● **Exercise details**
After counting the lines below that contain "heading", reply with that number alone.

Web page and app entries
*-*-*

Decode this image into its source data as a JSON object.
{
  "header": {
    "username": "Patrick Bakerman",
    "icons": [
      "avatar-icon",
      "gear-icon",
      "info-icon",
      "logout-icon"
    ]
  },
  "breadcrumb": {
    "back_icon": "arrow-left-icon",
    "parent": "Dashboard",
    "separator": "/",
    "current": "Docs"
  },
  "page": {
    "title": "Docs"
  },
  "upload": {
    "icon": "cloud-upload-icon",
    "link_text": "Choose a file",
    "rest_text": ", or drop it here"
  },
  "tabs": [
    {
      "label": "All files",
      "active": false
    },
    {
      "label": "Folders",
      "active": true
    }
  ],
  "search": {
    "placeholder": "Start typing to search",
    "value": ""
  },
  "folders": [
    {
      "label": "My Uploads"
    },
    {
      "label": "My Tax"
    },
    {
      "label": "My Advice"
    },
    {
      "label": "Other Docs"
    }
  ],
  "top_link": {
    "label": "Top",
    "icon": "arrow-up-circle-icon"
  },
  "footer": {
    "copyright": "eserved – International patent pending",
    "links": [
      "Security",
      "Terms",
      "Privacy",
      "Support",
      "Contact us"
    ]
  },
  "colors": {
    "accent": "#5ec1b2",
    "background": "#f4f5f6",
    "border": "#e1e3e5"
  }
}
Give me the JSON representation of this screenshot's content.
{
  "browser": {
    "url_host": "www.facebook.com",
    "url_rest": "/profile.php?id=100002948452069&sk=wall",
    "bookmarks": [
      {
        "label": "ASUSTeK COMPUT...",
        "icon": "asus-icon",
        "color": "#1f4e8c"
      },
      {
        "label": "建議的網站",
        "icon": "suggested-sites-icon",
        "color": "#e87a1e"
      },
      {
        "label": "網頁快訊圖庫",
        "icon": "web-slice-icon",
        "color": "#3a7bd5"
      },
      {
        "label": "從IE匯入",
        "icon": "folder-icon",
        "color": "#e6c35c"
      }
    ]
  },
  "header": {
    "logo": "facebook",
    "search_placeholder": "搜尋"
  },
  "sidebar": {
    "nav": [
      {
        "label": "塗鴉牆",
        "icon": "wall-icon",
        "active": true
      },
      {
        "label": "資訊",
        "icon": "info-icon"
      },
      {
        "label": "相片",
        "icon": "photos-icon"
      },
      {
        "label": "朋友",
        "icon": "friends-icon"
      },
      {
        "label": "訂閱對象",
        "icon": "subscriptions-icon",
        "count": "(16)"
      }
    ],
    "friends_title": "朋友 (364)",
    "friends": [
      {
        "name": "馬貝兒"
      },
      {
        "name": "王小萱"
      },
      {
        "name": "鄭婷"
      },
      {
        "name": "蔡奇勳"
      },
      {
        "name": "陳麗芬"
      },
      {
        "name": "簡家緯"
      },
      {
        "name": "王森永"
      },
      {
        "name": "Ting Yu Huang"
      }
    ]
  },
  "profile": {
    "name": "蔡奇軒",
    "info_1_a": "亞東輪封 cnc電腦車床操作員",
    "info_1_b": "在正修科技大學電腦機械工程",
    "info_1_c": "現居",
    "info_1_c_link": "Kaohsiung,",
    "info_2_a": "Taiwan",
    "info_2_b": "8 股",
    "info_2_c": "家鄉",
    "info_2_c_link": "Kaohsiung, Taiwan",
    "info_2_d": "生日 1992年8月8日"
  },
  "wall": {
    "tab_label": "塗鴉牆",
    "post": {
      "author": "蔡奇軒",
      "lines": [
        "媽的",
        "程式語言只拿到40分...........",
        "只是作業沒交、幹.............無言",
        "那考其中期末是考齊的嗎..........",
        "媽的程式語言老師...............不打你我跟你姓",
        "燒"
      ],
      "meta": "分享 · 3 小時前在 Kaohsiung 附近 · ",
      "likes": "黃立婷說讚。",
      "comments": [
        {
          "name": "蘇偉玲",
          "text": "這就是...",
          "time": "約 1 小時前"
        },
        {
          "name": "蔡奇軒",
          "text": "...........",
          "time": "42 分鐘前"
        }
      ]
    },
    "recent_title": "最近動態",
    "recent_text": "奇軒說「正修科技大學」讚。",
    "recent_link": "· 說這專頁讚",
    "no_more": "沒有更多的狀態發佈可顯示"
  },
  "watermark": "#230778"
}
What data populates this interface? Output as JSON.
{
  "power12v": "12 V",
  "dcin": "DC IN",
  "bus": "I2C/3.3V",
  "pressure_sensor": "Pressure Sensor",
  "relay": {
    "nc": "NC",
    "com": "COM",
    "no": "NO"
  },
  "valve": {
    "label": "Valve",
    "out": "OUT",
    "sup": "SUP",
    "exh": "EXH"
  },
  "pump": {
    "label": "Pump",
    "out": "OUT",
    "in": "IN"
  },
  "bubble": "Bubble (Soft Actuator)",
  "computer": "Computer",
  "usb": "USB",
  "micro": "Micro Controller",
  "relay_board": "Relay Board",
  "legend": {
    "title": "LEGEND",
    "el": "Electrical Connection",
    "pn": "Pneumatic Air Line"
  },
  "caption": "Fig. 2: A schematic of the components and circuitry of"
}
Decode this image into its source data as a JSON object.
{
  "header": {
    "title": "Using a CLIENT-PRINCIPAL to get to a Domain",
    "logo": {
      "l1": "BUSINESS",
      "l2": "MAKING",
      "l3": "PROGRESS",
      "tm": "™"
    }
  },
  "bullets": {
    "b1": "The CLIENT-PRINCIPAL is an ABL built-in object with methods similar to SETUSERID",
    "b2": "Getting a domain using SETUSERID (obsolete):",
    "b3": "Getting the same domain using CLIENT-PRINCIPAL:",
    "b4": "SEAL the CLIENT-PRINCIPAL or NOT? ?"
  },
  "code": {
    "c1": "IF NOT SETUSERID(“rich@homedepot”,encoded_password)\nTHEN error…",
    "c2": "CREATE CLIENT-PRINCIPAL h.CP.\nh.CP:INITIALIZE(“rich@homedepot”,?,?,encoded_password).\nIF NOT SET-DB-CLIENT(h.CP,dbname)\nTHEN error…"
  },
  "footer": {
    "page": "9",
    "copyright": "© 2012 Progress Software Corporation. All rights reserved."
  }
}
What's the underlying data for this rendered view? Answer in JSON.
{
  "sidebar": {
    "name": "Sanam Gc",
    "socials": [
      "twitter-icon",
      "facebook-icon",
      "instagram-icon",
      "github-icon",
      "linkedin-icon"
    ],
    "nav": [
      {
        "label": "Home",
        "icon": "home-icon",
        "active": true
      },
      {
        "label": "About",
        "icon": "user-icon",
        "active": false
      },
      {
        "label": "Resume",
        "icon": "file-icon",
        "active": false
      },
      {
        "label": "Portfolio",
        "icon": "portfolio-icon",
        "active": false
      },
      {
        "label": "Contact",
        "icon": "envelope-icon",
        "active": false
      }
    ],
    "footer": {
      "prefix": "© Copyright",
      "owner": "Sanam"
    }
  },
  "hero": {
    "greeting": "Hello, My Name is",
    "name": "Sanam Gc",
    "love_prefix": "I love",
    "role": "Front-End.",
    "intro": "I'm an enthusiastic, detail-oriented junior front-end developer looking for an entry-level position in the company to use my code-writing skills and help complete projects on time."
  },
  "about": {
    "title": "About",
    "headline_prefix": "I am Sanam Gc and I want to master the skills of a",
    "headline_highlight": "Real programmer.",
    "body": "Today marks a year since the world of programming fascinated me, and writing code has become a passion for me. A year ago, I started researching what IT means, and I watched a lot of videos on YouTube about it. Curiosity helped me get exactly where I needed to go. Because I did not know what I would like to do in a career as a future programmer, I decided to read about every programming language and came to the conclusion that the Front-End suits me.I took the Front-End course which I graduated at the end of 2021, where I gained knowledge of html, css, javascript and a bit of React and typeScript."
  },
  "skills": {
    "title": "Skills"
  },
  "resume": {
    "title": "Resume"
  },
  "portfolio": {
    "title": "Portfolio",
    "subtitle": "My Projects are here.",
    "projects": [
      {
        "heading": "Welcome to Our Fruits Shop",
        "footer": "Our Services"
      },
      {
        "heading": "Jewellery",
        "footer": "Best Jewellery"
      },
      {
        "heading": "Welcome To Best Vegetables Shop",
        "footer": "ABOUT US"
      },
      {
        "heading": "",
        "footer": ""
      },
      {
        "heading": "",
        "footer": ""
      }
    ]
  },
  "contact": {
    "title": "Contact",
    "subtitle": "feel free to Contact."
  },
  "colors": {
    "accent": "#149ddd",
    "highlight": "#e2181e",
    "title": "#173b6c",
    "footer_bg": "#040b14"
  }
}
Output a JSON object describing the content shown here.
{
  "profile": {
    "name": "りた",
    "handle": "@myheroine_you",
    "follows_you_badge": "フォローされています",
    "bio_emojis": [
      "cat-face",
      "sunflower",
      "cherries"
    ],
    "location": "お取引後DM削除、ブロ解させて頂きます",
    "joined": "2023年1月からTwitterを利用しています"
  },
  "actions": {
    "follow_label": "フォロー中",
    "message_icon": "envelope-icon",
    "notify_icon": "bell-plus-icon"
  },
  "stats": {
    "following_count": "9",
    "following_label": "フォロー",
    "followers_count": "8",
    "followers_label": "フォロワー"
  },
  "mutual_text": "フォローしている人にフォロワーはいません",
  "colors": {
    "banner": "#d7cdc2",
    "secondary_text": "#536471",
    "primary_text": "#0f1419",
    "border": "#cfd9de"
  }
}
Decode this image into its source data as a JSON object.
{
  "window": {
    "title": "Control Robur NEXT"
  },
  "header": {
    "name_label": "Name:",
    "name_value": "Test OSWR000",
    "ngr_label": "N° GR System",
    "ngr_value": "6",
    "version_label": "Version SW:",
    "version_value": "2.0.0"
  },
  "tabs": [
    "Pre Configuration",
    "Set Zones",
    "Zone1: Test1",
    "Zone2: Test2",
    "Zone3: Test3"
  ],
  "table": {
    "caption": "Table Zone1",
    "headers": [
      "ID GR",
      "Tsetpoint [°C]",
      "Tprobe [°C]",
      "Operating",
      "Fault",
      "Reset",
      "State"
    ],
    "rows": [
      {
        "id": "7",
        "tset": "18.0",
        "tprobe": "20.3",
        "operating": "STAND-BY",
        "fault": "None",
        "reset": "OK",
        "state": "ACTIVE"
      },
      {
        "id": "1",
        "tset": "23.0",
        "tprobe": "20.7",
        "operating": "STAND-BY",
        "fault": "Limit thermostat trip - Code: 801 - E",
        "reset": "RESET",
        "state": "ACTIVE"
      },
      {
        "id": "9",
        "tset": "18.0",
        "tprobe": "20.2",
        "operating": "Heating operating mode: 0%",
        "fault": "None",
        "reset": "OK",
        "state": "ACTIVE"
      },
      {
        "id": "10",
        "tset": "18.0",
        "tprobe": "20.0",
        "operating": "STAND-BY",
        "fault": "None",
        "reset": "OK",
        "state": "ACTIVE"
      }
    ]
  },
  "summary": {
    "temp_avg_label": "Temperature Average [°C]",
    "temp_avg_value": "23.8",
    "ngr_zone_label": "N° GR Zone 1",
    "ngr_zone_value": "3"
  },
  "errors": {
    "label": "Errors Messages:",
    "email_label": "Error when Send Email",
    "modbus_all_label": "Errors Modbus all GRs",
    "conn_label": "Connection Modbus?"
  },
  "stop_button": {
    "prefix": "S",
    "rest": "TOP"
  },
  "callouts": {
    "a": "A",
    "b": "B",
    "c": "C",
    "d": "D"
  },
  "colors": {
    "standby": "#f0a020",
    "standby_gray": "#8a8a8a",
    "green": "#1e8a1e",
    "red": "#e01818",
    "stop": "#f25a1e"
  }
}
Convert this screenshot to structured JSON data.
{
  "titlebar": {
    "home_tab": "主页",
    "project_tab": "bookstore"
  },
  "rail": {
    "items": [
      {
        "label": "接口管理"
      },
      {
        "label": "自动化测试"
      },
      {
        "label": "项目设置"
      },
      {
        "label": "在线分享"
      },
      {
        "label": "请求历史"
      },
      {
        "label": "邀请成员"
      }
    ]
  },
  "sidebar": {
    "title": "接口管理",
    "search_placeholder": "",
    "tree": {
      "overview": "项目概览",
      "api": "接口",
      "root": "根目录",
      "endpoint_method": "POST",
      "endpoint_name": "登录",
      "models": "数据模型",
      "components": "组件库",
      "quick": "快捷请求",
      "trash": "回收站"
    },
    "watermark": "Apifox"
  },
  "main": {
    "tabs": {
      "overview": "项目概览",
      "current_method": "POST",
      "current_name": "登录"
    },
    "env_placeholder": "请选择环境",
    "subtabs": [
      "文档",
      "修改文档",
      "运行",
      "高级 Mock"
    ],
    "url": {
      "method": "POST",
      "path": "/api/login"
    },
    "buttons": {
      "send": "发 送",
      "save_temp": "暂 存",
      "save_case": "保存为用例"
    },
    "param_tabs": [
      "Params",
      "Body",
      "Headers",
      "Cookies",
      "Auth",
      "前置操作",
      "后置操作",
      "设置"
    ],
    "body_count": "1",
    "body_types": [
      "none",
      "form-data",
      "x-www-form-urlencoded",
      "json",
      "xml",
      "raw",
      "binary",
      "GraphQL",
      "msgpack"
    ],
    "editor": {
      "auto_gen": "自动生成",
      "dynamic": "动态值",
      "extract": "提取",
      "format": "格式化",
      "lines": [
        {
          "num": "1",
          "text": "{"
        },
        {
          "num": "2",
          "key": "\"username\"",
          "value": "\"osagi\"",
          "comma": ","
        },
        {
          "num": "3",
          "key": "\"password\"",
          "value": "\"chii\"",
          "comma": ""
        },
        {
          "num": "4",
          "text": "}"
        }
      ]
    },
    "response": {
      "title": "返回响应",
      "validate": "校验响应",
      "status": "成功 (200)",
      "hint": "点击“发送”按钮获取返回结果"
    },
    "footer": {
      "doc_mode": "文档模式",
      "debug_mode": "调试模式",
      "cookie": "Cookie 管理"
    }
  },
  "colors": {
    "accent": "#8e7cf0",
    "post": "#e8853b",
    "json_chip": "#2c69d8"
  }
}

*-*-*

● **Answer space**
5